In Kindergarten I had to stand in the corner. The corner.
Of our classroom.
In 1973 that happened. It would never happen today.

I think I laughed and looked at the boy in the opposite corner who I liked. Who was also in trouble. With me.
Trouble.
That young even.
In kindergarten I drew a picture of a squirrel which was apparently. Advanced.
My mother still has this drawing rolled up in importance in her closet.

First grade
I was paddled with a wooden paddle for getting up out of my wooden seat and for what.
My teacher had left the room.
In first grade I carried a Barbie lunchbox. Pink. With a thermos.
On the way to lunch it came open and the contents of my mom packed lunch fell on the ground. Under the covered walkway. Egg salad and potato chips and a Little Debbie. I went to the end of the line. While the line progressed.
Fine with me.

7th grade for talking.
My mouth has gotten me in trouble plenty.
But this time mom called the school and wanted to know why.
Talking.
That’s not a trouble reason.
It did not happen again.

My loud mouth could never sing
In 3rd grade my music teacher thought it would be a good idea
when I knew it was a bad idea all along.
If I sang a solo in our 3rd grade performance.
It was a program about Pecos Bill.
I guess cowboys were part of the curriculum.
I did as was suggested of me
And the entire class ended up singing my part instead of just me.
I could have told my music teacher in advance that would be the outcome
But adults know best.
They think they do.

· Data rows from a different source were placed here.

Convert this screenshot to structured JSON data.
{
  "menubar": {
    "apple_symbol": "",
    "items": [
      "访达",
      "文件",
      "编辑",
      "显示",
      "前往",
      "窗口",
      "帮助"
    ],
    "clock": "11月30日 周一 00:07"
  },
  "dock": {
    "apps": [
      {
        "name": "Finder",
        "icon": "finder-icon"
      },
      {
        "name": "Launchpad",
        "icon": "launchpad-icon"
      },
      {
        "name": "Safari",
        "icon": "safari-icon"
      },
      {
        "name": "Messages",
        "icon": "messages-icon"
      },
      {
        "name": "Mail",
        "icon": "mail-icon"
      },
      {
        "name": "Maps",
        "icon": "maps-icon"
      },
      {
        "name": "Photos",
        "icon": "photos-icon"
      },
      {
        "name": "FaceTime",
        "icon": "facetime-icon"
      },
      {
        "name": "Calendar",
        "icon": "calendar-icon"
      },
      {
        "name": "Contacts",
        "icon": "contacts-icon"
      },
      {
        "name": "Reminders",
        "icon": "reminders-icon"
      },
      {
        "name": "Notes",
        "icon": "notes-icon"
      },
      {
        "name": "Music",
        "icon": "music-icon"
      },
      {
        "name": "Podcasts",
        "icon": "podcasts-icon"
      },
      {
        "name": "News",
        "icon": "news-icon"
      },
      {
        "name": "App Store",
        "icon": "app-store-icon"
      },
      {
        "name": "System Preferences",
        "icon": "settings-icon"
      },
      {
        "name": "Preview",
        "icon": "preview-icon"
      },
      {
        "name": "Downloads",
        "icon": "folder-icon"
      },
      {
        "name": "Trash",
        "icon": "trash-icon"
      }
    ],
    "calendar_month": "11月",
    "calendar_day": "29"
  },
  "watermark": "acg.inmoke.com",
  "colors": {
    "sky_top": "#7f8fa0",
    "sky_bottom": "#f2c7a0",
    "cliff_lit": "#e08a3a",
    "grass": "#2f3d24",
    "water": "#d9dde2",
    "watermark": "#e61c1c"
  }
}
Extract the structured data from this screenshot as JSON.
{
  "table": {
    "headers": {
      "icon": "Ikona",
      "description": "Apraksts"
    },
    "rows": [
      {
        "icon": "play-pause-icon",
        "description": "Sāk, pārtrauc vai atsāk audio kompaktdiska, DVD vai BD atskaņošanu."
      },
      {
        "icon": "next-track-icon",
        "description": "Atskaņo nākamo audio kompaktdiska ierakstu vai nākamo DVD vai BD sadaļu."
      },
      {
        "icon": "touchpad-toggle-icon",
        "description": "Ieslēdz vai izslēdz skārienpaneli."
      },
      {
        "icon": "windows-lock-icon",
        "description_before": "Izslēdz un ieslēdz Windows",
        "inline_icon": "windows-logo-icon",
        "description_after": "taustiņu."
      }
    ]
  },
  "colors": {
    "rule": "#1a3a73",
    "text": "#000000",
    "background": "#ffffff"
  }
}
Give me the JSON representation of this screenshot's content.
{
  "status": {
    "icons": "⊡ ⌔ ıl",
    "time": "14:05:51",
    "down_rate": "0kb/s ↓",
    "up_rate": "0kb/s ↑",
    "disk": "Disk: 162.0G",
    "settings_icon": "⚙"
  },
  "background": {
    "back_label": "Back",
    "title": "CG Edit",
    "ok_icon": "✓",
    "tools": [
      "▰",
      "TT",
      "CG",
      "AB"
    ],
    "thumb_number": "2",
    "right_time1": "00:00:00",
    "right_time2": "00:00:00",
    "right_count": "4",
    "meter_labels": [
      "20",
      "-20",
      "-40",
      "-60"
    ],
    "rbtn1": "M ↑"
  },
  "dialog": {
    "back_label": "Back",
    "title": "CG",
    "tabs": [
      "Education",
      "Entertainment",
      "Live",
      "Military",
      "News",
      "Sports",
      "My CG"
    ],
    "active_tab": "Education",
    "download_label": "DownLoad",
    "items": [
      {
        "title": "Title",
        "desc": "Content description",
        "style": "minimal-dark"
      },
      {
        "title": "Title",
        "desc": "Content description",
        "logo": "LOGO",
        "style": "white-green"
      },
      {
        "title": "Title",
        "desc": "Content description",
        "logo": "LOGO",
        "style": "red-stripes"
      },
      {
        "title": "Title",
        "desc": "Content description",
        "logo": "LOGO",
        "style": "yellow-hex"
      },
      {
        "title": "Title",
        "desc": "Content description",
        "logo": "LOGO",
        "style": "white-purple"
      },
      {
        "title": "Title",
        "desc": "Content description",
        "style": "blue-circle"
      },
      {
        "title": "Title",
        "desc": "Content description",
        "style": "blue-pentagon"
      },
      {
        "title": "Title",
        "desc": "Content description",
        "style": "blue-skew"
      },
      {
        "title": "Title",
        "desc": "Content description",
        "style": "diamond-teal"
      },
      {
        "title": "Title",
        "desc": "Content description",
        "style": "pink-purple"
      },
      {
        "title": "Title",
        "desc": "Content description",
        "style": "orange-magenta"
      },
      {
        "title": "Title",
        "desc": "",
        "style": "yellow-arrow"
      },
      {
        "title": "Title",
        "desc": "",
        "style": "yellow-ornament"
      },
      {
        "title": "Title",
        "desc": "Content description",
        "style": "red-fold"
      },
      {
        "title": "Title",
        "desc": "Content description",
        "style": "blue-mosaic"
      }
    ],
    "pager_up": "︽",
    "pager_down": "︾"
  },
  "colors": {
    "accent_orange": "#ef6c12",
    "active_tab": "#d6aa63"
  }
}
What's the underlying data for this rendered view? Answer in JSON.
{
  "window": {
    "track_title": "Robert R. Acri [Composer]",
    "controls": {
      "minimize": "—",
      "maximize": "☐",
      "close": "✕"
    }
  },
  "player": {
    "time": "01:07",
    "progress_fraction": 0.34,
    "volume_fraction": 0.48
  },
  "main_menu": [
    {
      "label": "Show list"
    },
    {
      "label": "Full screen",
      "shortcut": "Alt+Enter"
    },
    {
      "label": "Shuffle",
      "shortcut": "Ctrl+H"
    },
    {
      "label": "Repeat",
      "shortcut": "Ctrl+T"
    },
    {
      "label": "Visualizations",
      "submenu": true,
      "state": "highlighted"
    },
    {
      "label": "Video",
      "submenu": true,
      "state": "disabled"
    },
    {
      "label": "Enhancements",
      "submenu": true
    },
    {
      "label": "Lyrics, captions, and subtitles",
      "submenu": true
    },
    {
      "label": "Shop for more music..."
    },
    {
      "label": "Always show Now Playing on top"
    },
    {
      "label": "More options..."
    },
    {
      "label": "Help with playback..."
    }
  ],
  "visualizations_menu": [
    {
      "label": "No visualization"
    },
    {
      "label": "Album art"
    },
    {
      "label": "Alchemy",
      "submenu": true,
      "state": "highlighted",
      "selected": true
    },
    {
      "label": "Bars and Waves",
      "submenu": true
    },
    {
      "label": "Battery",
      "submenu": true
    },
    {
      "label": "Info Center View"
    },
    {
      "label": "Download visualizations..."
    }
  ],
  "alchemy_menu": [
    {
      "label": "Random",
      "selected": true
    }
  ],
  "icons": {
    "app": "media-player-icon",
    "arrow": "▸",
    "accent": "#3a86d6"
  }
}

Dad drove me to school and stayed to watch me sing my solo with the entire third grade.
I remember this.
We had to wear plaid shirts and jeans. Just like cowboys.
On the way home we stopped at a gas station.
I remember thinking it would be terrible if my dad and I were kidnapped at the gas station.
We would need someone like Pecos Bill to save us. If he was around.

In church mom and dad sang.
The benediction. The doxology. And everything else. Stand up. Sit down.
In church we always sat up front and on the right.
Everything was clean. I tried drawing on those tiny envelopes with tiny pencils.
I looked forward to lunch.
I usually sat next to mom. We were all strategically placed.
I could hear mom and dad singing. Because.
I would only pretend to sing.
Because.

Posted in childhood, family, life

Summer

My mother has never pumped gas.
I love this despite what anyone thinks.
I give my mother a gold star. For this.
I remember a friend who said he had a friend who had never been passed. Driving. This is the only thing I can think of that is anything better than my mother never pumping gas.
I can tell you.

My mother can balance a checkbook better than your accountant
who hasn’t written a check. In a decade. Or more.

I remember summer.
It was watermelon on picnic tables.
And bible school. Crafts. Like macrame. And papier-mache.
I made a papier-mache maraca from an old lightbulb. You had to break the bulb when you were finished. This seems dangerous for a kid. But we were in a church so it worked out just fine.

Air conditioning.
Vents and blanket forts as tents. With books. My sister and me.
The books held everything in place.
Until dad came home for dinner.

My mother watched As The World Turns or One Life To Live.
One of those.
They were the same to us. They are all the same to her now.

Summer was popsicles and bicycles.ย And Barbies.
My Barbie was a single Mom. Riding around in her camper van.
She didn’t take any shit from anybody. She had the light blue one piece bathing suit.

I had red white and blue roller skates.
Our neighbor had an Elton John record.
It was pine straw and pavement and 8 track tapes.
American Bandstand.
Skyrockets in flight.